Overall project manager Alexander Korth, decided to use the advantages of Lean Construction to optimise control of the project and ensure its success. He invited the Lean team to conduct workshops with project workers about the individual stages of construction, from earthworks to bracing, to the various building construction tasks.

Process and deadline planning will ultimately include subcontractors as well. To help ensure the success of the project, these will be invited to regular meetings so they can actively help shape and share responsibility for construction processes. Experience from other projects shows that this can contribute significantly to a smoother construction process and more relaxed handovers.

*HOAI: Germany’s official fee scale for services provided by architects and builders. This scale identifies nine “service phases” also known as construction phases. By defining these phases, the HOAI breaks down the overall services rendered in the course of a construction project and serves as a basis for the fees charged.

How BIM was incorporated into the project

General:

  • The client does not stipulate any BIM requirements
  • Through early involvement in the pre-construction planning also early entry into the HOAI service phase 2
  • All planners involved work with modelling, often using the same authoring software that Implenia uses (Autodesk Revit)
  • This allows early integration of PES-BIM to control and coordinate the model-based planning

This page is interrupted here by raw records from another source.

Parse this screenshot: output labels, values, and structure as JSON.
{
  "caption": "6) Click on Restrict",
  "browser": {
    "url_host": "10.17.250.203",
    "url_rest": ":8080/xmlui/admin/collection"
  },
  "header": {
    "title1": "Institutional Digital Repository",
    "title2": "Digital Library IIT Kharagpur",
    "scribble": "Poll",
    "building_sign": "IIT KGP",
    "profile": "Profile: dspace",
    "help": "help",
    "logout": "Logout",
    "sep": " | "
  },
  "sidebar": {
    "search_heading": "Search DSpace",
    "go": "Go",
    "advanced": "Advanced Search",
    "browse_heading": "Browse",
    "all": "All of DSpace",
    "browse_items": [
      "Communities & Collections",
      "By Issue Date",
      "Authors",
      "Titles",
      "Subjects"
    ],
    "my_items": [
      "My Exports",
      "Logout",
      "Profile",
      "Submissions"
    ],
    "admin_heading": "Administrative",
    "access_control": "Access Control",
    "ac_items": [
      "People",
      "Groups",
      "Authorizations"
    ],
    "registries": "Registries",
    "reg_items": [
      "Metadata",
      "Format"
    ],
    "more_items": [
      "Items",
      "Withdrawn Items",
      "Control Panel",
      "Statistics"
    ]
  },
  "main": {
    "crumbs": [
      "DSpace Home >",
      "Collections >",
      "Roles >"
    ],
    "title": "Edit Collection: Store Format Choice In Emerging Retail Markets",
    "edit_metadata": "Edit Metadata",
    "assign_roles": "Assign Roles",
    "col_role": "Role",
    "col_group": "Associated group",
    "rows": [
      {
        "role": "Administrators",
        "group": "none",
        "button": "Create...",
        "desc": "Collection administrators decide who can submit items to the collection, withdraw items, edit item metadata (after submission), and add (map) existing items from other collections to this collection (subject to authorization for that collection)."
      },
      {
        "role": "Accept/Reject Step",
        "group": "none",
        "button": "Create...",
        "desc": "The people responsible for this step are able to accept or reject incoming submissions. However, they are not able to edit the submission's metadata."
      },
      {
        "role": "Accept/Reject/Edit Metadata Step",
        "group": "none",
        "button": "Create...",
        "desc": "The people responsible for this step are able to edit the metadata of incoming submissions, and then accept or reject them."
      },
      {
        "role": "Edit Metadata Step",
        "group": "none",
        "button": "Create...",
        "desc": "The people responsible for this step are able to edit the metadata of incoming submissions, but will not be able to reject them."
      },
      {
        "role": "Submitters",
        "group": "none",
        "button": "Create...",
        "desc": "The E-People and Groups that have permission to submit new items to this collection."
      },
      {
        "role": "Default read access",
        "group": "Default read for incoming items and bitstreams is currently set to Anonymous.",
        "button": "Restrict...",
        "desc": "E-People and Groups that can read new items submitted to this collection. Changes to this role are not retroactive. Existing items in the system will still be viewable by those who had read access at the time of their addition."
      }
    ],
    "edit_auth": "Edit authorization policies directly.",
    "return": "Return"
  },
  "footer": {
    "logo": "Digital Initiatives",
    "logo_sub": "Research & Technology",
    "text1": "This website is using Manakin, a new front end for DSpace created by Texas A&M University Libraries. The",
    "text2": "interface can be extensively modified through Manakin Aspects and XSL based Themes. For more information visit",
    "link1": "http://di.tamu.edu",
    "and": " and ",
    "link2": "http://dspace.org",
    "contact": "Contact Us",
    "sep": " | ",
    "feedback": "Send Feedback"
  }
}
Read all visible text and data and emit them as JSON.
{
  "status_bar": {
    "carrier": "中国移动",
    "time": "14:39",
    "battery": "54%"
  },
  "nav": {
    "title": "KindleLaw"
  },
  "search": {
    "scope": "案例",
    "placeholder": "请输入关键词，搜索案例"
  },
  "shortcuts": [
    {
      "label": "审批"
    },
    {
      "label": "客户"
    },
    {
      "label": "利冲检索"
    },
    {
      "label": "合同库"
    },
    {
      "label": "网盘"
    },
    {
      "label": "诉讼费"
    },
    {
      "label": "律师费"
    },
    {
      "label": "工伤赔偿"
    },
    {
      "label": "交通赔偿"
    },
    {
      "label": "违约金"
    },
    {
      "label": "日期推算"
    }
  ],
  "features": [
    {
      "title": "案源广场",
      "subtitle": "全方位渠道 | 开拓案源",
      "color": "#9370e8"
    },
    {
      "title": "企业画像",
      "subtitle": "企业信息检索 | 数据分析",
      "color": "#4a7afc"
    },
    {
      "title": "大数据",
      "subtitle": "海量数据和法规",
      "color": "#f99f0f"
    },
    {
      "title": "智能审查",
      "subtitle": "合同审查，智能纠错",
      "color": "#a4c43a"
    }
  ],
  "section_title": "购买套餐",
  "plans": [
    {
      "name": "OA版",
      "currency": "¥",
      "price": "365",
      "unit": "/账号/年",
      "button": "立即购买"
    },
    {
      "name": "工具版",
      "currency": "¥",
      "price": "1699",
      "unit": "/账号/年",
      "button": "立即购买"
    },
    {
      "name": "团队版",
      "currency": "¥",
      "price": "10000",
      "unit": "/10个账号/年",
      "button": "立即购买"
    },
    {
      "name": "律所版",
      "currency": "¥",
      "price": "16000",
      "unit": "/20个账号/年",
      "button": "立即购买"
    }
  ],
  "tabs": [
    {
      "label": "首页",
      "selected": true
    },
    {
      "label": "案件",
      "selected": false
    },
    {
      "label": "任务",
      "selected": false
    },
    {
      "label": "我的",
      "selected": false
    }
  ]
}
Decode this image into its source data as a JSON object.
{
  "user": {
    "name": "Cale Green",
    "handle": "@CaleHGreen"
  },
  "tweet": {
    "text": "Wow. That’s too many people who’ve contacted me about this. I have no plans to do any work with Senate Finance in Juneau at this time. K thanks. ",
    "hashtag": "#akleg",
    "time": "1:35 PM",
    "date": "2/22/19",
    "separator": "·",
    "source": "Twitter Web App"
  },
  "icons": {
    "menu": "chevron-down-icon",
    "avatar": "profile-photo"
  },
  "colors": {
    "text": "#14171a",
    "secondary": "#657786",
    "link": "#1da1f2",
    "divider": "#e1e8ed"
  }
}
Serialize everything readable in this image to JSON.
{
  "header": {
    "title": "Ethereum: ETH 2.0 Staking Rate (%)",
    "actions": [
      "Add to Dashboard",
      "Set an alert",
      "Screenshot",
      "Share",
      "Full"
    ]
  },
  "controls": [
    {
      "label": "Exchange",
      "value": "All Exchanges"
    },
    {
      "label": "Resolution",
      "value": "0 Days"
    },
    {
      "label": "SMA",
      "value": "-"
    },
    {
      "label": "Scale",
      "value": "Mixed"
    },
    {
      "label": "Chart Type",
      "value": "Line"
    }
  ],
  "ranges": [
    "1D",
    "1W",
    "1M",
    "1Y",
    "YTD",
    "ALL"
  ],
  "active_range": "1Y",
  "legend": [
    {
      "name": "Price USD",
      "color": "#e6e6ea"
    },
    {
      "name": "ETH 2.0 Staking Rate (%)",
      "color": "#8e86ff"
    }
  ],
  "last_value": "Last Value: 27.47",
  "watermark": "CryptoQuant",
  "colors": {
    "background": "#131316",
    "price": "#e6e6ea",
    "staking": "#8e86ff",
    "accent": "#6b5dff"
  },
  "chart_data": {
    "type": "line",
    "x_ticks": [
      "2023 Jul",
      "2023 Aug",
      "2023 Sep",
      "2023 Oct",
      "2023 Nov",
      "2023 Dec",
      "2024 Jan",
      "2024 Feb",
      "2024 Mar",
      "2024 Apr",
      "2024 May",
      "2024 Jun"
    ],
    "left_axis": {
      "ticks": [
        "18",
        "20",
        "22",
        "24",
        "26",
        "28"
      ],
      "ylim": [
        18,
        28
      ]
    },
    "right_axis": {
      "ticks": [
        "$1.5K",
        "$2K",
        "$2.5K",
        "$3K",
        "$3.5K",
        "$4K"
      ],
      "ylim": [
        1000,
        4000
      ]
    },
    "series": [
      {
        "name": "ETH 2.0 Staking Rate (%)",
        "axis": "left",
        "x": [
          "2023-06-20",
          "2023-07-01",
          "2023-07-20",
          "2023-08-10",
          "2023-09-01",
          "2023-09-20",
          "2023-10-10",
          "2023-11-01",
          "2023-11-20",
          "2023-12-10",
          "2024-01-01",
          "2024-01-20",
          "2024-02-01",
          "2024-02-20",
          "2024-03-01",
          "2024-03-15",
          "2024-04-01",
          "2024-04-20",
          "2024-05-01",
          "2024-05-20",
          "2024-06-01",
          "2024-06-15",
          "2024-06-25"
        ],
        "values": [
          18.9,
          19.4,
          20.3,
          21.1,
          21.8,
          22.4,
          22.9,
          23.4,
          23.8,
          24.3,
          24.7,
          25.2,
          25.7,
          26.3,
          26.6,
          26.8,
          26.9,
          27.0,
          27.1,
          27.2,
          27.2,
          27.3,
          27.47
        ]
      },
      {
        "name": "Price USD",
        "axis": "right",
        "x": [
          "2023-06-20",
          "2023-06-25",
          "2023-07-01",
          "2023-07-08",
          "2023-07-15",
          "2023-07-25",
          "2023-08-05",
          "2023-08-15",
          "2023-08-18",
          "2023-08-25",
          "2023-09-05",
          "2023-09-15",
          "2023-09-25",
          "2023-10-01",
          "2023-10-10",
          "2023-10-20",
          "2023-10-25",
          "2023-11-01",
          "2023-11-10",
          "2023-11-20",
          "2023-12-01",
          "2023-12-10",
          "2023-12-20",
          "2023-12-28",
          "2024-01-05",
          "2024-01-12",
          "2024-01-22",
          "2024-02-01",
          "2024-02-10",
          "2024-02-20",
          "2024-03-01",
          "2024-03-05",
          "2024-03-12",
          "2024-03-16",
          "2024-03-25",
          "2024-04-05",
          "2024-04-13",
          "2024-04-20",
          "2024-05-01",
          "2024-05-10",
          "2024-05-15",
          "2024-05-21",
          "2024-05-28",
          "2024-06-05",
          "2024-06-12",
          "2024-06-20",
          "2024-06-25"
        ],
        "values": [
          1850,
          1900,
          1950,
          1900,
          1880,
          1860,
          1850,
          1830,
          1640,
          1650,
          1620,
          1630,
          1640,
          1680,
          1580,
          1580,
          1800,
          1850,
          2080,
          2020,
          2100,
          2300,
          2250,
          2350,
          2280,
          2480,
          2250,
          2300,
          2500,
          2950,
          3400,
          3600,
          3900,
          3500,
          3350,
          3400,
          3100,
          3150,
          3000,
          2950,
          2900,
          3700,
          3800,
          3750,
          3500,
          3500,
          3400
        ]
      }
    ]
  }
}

Planning phase:

  • Planners and Implenia volunteer to use BIM in this project and to exchange models with each other regularly right from the early planning phase
  • The aim is for everyone involved to have rapid access to the latest plans at all times, to minimise interface losses and to support communications and the flow of information within the planning team
  • This required a BXP (BIM execution plan), which clearly defines the rules for collaboration between everyone involved in planning (architects / structural engineers / TGA planners)
  • The BXP was produced by PES-BIM and the planners together, and continuously adapted to requirements
  • Regular review of the BXP by PES BIM to check e.g. whether rules about localisation and structure were being adhered to
  • Implenia set up the process for model-based conflict control and issue management early on and implemented this with all the relevant planners.

Offer calculation:

  • The models produced by the architects also served as the basis for the model-based offer calculation. This meant there was no need for Implenia to create a new model. It simply checked the architects’ models, aligned them with Implenia Content and analysed them in iTWO.

Detailed building design phase:

  • The plan for this phase is to use the benefits of the BIM method to help the construction site team
  • By using mobile devices loaded with the Dalux Field app, site workers will be able to access the latest drawings and associated models at any time, even when they are away from the site office. This will also make communication with subcontractors easier.
  • In addition, the Desite software can produce model-based quantity take-offs to help with ordering materials and invoicing. Meanwhile, Revit can generate colour-coded overview plans for subcontractors
  • Desite is also linked to Lean and the takt-time planning; this is supported by “4D reports” (model-based scheduling per calendar week).

The “Südcampus” residential district in Bad Homburg certainly qualifies as a major project:

 27 apartment blocks, a creche, seven underground car parks with a total gross floor area of approximately 80,000 m2 on a site of approximately 40,000 m2.
Building target: 540 apartments, creche, underground garages
Start of construction: planned for end of 2020
Construction period: 38 months